Free speech is an essential freedom every American has a right to, and privilege to enjoy; however, is the line crossed when free speech violates military rules? Sgt. Stein was free to exercise his free speech up until the point he indicated on his Facebook page that he would not follow orders from the commander in chief, President Barack Obama. Although Stein later qualified his statement by saying he would not follow “unlawful orders,” military observers, including myself, say he may have gone too far.
Military rules, according to Pentagon directives, prohibit political statements by those in uniform and military personnel. Military personnel are not allowed to sponsor a political club, participate in a public forum that advocates for or against a political party, candidate or cause; or speak at any event promoting a political movement. Furthermore, and more importantly to me, commissioned officers cannot use contemptuous words against senior officials, including the defense secretary or the president.
An opponent of Stein’s Facebook page, former Navy officer and professor at Loyola Law School in Los Angeles, David Glazier, believes that not only does his page break military rules, but undermines the “good order and discipline required by the military to maintain respect for the chain of command.” He continues by saying that “I think that it’s been pretty well established for a long time that freedom of speech is one area in which people do surrender some of their basic rights in entering the armed forces.” Stein and his supporters say his views are constitutionally protected, and that he respects the office of the presidency, but he does not agree with Obama’s policies.
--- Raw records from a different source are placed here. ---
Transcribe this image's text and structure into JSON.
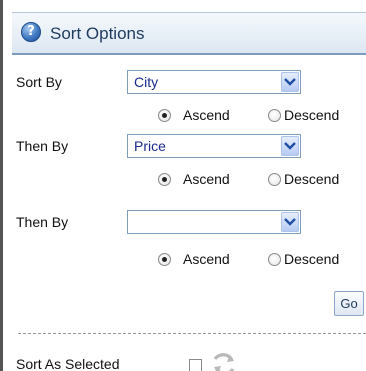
{
  "header": {
    "title": "Sort Options",
    "help_icon_glyph": "?"
  },
  "sort_rows": [
    {
      "label": "Sort By",
      "value": "City",
      "order_options": [
        "Ascend",
        "Descend"
      ],
      "order_selected": "Ascend"
    },
    {
      "label": "Then By",
      "value": "Price",
      "order_options": [
        "Ascend",
        "Descend"
      ],
      "order_selected": "Ascend"
    },
    {
      "label": "Then By",
      "value": "",
      "order_options": [
        "Ascend",
        "Descend"
      ],
      "order_selected": "Ascend"
    }
  ],
  "go_button": {
    "label": "Go"
  },
  "sort_as_selected": {
    "label": "Sort As Selected",
    "checked": false
  },
  "icons": {
    "help": "help-icon",
    "dropdown": "chevron-down-icon",
    "refresh": "refresh-icon"
  },
  "colors": {
    "header_text": "#1e3b5e",
    "select_text": "#1a2a8c",
    "header_border": "#7e9bbd"
  }
}
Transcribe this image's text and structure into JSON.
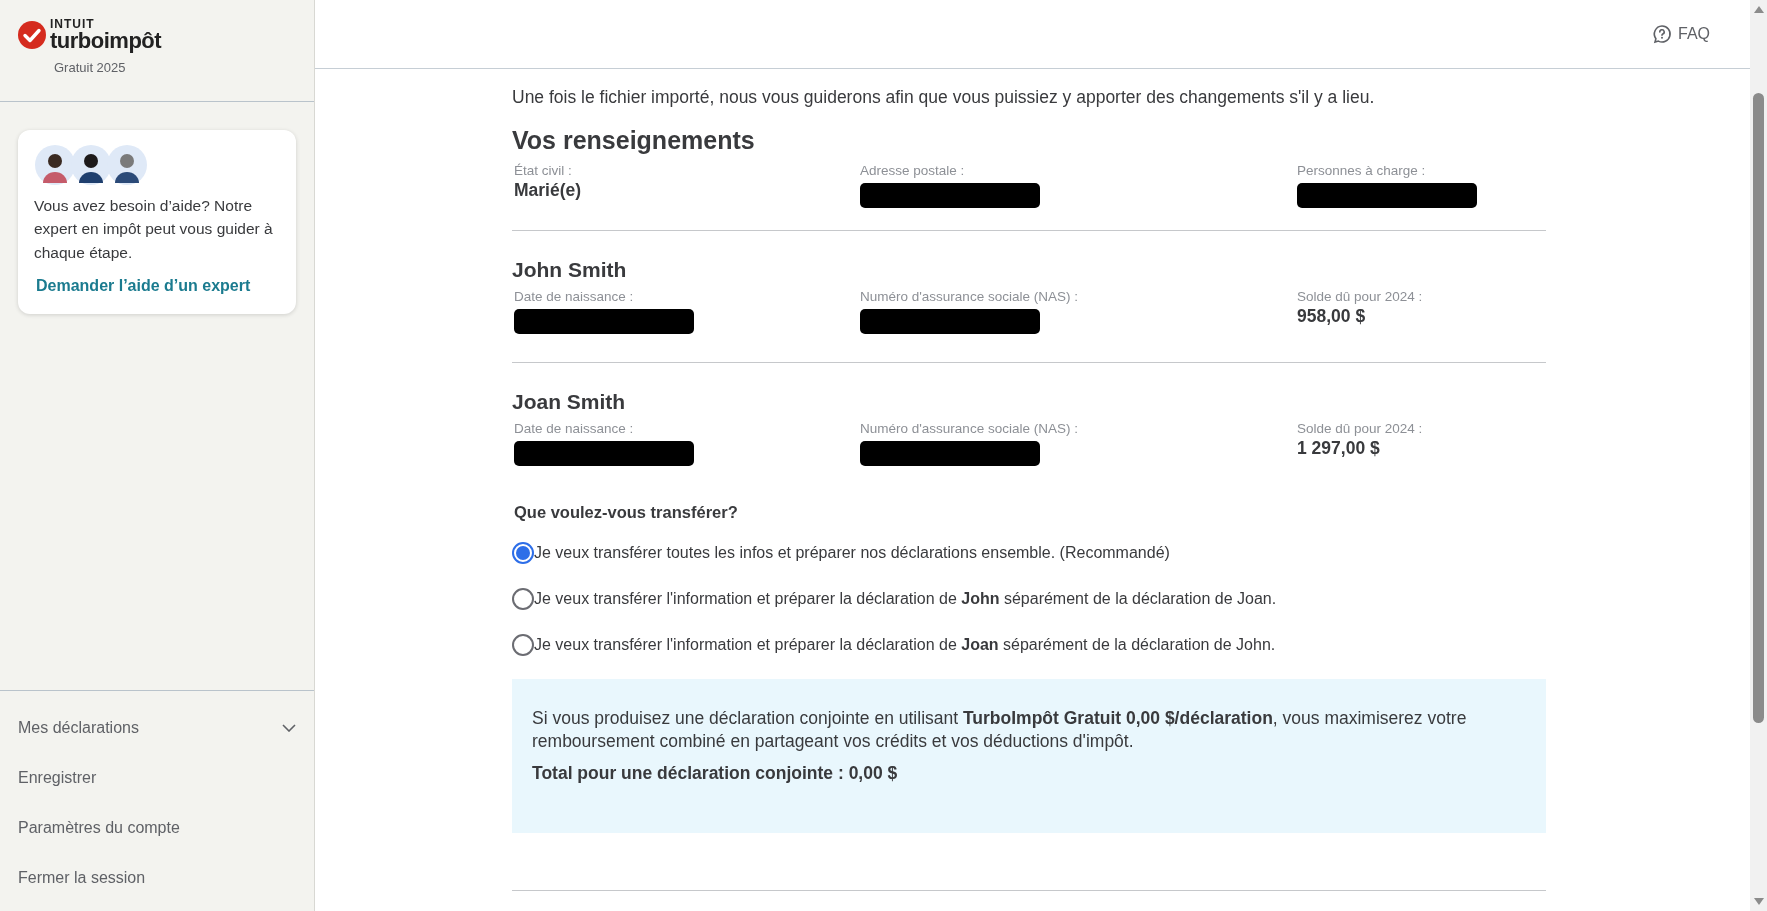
{
  "app": {
    "brand_top": "INTUIT",
    "brand_name": "turboimpôt",
    "edition": "Gratuit 2025"
  },
  "help_card": {
    "text": "Vous avez besoin d’aide? Notre expert en impôt peut vous guider à chaque étape.",
    "link": "Demander l’aide d’un expert"
  },
  "nav": [
    {
      "label": "Mes déclarations",
      "kind": "dropdown"
    },
    {
      "label": "Enregistrer",
      "kind": "link"
    },
    {
      "label": "Paramètres du compte",
      "kind": "link"
    },
    {
      "label": "Fermer la session",
      "kind": "link"
    }
  ],
  "header": {
    "faq": "FAQ"
  },
  "intro": "Une fois le fichier importé, nous vous guiderons afin que vous puissiez y apporter des changements s'il y a lieu.",
  "section": {
    "title": "Vos renseignements",
    "fields": [
      {
        "label": "État civil :",
        "value": "Marié(e)"
      },
      {
        "label": "Adresse postale :",
        "redacted": true
      },
      {
        "label": "Personnes à charge :",
        "redacted": true
      }
    ]
  },
  "people": [
    {
      "name": "John Smith",
      "fields": [
        {
          "label": "Date de naissance :",
          "redacted": true
        },
        {
          "label": "Numéro d'assurance sociale (NAS) :",
          "redacted": true
        },
        {
          "label": "Solde dû pour 2024 :",
          "value": "958,00 $"
        }
      ]
    },
    {
      "name": "Joan Smith",
      "fields": [
        {
          "label": "Date de naissance :",
          "redacted": true
        },
        {
          "label": "Numéro d'assurance sociale (NAS) :",
          "redacted": true
        },
        {
          "label": "Solde dû pour 2024 :",
          "value": "1 297,00 $"
        }
      ]
    }
  ],
  "question": {
    "title": "Que voulez-vous transférer?",
    "options": [
      {
        "label": "Je veux transférer toutes les infos et préparer nos déclarations ensemble. (Recommandé)",
        "selected": true
      },
      {
        "label": "Je veux transférer l'information et préparer la déclaration de **John** séparément de la déclaration de Joan.",
        "selected": false
      },
      {
        "label": "Je veux transférer l'information et préparer la déclaration de **Joan** séparément de la déclaration de John.",
        "selected": false
      }
    ]
  },
  "info": {
    "text": "Si vous produisez une déclaration conjointe en utilisant **TurboImpôt Gratuit 0,00 $/déclaration**, vous maximiserez votre remboursement combiné en partageant vos crédits et vos déductions d'impôt.",
    "total": "Total pour une déclaration conjointe : 0,00 $"
  }
}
What this article reveals, like the case study in class, is that the lines between our personal and professional life often blurs, but as leaders in our community and in the work place, we must continually be cognizant of those boundaries at all times.